What’s really happening is that few really understand how dynamic the jobs market is. We don’t all go off and find a job and then stay in it until we retire. The economy is a great deal more chaotic and mobile than that. In fact, the US economy usually destroys and creates anew some 15 million or so jobs each year. Around and about 10% of the entire labour force as a rough idea. This is all about companies upsizing, downsizing, moving, closing, opening up: and it’s going on all the time around us.
In fact, in recessions we don’t usually see the number of jobs being destroyed rise. What causes the unemployment is that the creation of new jobs falls off.
With this continual process of jobs being destroyed and created then we’ve got a problem. For the people just out of work have to look around and see where those new jobs are. And the people offering the new jobs need sometime to work out which of the unemployed they want to take on. All of this is often called “search costs”. And it’s all a big subject in economics. Christopher Pissarides, at my old college, got the Nobel for investigating the inefficiencies in this process.
That’s what the employment gap is: just the time it takes for people looking for a job, the time it takes for those looking to employ someone, to meet up, check each other out and make a decision. And it’s why at any one time there are millions of jobs open and millions looking for work. They just haven’t found each other yet.
And this happens 15 million times a year even in the best run and non-recession afflicted economy.
It gets worse in recessions because fewer new jobs are being created than in normal times: not because there are more jobs being destroyed.
We generally think that unemployment (outside a war, or the very peak of a vast boom) isn’t ever going to go below 4 or 5% of the labour force. Simply because of this gap between losing one job and getting another. Unemployment is higher than this at present, most certainly.
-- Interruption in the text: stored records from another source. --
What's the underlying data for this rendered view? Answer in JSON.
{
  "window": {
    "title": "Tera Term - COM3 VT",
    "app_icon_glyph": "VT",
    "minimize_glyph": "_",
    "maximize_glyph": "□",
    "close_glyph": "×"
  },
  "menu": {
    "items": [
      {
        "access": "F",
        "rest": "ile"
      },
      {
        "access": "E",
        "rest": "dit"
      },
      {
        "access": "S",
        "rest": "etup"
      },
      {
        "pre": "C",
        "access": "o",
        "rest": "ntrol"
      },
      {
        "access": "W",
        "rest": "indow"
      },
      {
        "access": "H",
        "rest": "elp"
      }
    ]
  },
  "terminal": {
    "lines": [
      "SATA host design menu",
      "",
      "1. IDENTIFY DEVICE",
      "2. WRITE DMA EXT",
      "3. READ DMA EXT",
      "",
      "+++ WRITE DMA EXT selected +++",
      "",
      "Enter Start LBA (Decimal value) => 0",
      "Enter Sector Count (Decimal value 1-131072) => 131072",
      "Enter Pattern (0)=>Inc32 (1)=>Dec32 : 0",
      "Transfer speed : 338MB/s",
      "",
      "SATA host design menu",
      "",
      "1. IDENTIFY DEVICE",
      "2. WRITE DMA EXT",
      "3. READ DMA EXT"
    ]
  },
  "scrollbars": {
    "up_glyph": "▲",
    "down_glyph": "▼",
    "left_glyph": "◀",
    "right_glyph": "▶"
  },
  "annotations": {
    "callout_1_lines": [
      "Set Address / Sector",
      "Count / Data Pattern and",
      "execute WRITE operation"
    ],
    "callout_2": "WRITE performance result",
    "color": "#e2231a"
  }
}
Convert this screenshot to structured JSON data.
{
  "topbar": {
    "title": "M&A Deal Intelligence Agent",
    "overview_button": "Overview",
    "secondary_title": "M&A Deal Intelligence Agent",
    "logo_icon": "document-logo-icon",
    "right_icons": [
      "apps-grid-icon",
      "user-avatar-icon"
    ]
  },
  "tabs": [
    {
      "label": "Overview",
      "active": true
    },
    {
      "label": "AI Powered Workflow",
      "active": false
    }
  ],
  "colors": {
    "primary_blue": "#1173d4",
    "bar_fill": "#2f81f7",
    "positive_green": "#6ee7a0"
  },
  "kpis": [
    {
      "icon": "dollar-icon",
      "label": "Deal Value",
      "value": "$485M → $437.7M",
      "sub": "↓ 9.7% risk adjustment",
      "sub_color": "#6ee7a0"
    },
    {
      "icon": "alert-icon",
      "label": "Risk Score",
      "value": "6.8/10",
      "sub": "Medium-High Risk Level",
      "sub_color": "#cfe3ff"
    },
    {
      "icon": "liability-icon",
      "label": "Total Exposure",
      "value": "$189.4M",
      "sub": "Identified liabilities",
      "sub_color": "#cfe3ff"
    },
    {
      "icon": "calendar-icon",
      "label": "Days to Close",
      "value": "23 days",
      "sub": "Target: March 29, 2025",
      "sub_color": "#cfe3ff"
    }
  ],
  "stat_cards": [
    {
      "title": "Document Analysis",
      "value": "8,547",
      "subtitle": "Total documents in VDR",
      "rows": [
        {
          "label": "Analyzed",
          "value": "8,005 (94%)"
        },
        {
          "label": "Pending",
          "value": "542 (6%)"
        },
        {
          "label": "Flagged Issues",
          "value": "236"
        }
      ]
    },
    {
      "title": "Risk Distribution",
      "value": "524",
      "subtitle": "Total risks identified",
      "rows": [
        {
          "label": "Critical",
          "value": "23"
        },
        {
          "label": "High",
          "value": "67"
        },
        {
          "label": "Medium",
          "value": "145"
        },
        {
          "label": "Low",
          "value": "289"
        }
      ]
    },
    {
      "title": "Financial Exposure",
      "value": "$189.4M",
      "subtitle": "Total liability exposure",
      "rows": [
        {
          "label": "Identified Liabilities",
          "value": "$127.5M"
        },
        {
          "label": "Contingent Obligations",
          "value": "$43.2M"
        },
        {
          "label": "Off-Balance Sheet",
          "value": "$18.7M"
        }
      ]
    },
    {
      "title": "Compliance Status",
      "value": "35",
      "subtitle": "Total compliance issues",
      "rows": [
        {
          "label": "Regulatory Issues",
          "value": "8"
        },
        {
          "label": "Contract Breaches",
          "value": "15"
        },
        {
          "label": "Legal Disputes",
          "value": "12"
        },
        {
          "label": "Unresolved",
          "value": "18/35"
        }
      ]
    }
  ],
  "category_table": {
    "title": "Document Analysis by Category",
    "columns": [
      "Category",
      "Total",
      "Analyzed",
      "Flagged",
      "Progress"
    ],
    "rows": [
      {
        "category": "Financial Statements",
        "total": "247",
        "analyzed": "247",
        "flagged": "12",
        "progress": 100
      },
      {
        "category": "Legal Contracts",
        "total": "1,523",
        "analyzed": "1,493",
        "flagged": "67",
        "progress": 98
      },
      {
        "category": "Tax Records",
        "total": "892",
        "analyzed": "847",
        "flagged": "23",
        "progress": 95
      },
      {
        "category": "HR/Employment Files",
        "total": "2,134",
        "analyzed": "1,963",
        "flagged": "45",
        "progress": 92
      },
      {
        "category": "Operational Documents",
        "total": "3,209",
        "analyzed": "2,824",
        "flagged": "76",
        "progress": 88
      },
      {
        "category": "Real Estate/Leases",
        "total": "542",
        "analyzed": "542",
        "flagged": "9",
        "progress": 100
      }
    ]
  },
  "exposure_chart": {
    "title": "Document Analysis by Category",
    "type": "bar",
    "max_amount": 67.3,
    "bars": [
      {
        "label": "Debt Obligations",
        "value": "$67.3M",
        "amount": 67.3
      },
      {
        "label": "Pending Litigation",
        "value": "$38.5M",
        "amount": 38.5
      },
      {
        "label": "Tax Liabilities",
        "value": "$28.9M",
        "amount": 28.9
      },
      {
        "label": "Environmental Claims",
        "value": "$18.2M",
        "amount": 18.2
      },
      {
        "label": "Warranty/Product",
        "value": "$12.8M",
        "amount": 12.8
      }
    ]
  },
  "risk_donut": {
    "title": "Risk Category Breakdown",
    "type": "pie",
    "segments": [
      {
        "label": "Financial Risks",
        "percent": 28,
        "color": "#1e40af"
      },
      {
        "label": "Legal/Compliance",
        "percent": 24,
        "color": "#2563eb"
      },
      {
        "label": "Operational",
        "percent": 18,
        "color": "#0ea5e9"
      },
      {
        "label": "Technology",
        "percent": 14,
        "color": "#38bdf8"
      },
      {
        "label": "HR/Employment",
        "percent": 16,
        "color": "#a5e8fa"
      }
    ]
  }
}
But that’s because of the recession: there will always be an employment gap and it will always be of a substantial size and involve millions of people.